As I printed out the worksheets that would lead us into revisiting the stations of the cross in North Everett, I saw one word written all over it: heroin. Jesus falls: Heroin. Jesus meets his mother: Moms who have lost children to heroin. Jesus greets the criminals dying alongside him: Heroin. Jesus dies: Heroin. Jesus is buried: Heroin.
And resurrection. Sometimes for a moment. Sometimes for a lifetime. Sometimes for just long enough to have one last great memory with their children. We've seen our neighbors in Everett break free from heroin. And when they do, it is just as miraculous and breathtaking as Jesus' resurrection. Even if our friends and neighbors only walk away from heroin for a moment: it's stunning. And when they walk away from it for a lifetime: it's a miracle.
But the point is: if you are going to walk the Jesus way in Everett with open eyes and a compassionate heart, there is one thing you can't escape: heroin.
Heroin. Heroin. Heroin.
Don't get me wrong. I love Everett. It is an excellent place to live. (I started the hashtag #youshouldmovetoeverettwa. And I mean it. You should move to Everett, WA.) If you're just passing through or if you make it your bedroom community, you might never know about heroin in Everett. But if you get to know your neighbors, and especially if you work with neighbors experiencing poverty and poverty related trauma, well... Heroin. Heroin. Heroin.

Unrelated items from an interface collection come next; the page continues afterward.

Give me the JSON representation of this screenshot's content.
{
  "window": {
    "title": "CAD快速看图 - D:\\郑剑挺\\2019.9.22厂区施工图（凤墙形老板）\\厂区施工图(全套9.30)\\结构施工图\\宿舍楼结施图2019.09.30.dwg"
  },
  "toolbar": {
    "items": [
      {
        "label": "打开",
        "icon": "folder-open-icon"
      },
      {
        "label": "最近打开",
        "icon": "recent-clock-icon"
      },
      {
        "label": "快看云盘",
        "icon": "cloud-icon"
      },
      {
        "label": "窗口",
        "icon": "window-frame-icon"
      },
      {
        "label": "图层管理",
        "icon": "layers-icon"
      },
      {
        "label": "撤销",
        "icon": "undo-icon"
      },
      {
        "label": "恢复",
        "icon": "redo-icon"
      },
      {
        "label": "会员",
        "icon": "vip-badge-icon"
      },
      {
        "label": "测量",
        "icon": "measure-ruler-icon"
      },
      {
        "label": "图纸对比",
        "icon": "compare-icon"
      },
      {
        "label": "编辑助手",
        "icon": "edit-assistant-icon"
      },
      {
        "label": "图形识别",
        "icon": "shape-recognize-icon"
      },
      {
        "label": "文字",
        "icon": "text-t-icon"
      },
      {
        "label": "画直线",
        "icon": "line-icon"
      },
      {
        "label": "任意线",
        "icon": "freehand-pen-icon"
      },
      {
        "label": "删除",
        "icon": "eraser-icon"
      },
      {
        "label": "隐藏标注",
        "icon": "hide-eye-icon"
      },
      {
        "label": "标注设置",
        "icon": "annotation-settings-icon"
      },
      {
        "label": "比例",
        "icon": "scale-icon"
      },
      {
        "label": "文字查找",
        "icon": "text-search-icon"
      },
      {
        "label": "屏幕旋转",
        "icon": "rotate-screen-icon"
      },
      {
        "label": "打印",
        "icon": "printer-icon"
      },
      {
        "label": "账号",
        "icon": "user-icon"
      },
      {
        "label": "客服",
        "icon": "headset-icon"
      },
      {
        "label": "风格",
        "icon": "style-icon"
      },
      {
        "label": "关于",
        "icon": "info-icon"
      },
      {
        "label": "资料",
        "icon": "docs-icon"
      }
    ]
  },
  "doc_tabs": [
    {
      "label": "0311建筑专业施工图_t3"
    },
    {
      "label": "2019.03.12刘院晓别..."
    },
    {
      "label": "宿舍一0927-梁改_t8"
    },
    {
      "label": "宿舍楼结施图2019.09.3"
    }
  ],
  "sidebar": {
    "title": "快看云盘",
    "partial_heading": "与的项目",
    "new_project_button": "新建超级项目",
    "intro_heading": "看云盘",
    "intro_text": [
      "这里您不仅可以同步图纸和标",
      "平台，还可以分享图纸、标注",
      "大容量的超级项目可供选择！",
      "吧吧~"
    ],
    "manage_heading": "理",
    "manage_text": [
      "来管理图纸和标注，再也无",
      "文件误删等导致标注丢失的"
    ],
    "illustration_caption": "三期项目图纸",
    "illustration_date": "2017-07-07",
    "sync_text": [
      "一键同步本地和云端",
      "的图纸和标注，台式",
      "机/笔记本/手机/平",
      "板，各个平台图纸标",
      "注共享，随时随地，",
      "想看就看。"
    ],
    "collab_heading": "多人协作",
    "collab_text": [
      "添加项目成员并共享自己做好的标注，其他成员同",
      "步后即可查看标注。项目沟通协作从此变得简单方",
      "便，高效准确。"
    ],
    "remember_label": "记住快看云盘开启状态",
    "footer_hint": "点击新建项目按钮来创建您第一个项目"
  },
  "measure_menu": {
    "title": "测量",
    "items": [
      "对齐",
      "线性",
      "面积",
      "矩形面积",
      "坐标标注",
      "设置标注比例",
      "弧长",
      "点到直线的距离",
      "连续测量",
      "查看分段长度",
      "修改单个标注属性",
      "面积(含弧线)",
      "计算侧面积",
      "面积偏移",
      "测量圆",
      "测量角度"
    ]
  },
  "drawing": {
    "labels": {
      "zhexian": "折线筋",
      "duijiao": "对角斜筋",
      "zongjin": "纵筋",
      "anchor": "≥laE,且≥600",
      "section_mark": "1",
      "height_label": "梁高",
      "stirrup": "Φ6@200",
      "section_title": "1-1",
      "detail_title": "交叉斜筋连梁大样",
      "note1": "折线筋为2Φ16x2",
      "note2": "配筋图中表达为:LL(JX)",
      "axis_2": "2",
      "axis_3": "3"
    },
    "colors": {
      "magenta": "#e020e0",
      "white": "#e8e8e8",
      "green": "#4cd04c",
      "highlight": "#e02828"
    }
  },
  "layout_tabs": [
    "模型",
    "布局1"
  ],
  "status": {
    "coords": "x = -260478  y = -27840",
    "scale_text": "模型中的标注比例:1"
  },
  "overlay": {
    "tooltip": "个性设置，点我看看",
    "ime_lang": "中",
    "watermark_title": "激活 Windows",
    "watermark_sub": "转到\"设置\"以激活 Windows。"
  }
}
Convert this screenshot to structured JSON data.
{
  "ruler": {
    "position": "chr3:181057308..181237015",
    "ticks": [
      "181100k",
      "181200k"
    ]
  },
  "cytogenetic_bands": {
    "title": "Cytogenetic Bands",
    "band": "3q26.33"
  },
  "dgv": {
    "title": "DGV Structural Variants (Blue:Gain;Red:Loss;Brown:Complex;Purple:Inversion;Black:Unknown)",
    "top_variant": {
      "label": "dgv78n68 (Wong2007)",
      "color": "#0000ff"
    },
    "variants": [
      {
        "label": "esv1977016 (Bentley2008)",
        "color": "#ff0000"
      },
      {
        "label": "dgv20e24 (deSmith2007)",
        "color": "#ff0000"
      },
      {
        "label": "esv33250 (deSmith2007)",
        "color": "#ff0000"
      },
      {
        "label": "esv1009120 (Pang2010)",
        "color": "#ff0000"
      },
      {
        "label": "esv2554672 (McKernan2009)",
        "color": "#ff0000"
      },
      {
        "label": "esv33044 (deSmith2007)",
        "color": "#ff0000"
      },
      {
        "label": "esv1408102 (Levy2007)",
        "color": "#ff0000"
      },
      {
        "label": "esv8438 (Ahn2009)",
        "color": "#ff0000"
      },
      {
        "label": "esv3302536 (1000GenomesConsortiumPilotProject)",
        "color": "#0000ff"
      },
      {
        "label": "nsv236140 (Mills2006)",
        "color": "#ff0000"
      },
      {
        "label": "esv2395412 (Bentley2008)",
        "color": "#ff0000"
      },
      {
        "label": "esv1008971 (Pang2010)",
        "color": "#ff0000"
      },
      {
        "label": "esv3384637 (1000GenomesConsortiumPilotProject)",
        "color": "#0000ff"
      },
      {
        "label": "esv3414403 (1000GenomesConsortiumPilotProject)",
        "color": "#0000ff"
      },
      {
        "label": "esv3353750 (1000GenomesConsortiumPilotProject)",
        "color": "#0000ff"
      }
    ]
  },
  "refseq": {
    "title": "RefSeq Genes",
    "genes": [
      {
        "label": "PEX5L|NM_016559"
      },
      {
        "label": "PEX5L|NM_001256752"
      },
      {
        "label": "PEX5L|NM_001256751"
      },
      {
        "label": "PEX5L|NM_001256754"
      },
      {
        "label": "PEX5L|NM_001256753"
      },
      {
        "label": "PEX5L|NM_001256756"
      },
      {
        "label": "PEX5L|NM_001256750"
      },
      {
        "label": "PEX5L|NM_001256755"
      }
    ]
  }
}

I saw it coming. To sit with Jesus' story, to wonder about people on the margins experiencing echoes of this story, to wonder about life altering trauma. These things were going to call me to contemplate and grieve a heroin epidemic and the friends and neighbors I've lost or nearly lost to it.
So, with a heavy heart but also a pastor's heart, I drove to the place I said we'd meet up.
No one joined me. This happens. This is church planting. You offer good things and sometimes no one is interested or no one has time or it's intimidating to wonder who else will be there or, or, or. So, no one came. And I'm okay with that.
I strapped my daughter on and tried to keep her entertained as we waited at least 15 minutes to make sure someone wasn't just a little late. I smiled at everyone who passed through the park. They engaged my daughter because she's just pretty darn engaging.
I noticed one gentleman holding a crumpled paper bag circle through the park over and over and over. At least five times he walked in and then left after making eye contact and smiling.
I noticed another gentleman with a backpack beaten up in the way that tells me maybe he keeps his whole life in that backpack and maybe he sleeps outside. Maybe. His head was hung. He sat in one place. He never made eye contact. He never even engaged that engaging baby.
After 15 minutes, I decided the kiddo and I would head home. The circling gentleman passed through the park. I smiled at him and walked to the car. I noticed him watching me walk to the car and get in. It takes time to get in the car with a baby.
After I was in the car, I looked over and he had walked up to the man sitting on the steps. The man pulled something out of his backpack. He exchanged it for the crumpled paper bag. And the two parted ways as I drove off.
It could very well not have been heroin. But it was something. It wouldn't be a gamble to say that something exchanged between them was the kind of thing you exchange when you are out of ways to metabolize your trauma. When the harm done to your body is outweighed by the pain you feel from how life has bloodied your soul and your story.
And maybe I'm wrong. Maybe my eyes were a little too colored by the stories I've seen here in my neighborhood. Maybe it was just something completely innocent that happened to look odd. But, even if my interpretation of this interaction is off, I know things like what I thought I saw were happening in my neighborhood. At that moment. Just maybe not at that place.
Good Lord it is Friday in Everett. Let Sunday come. And let me join in its coming.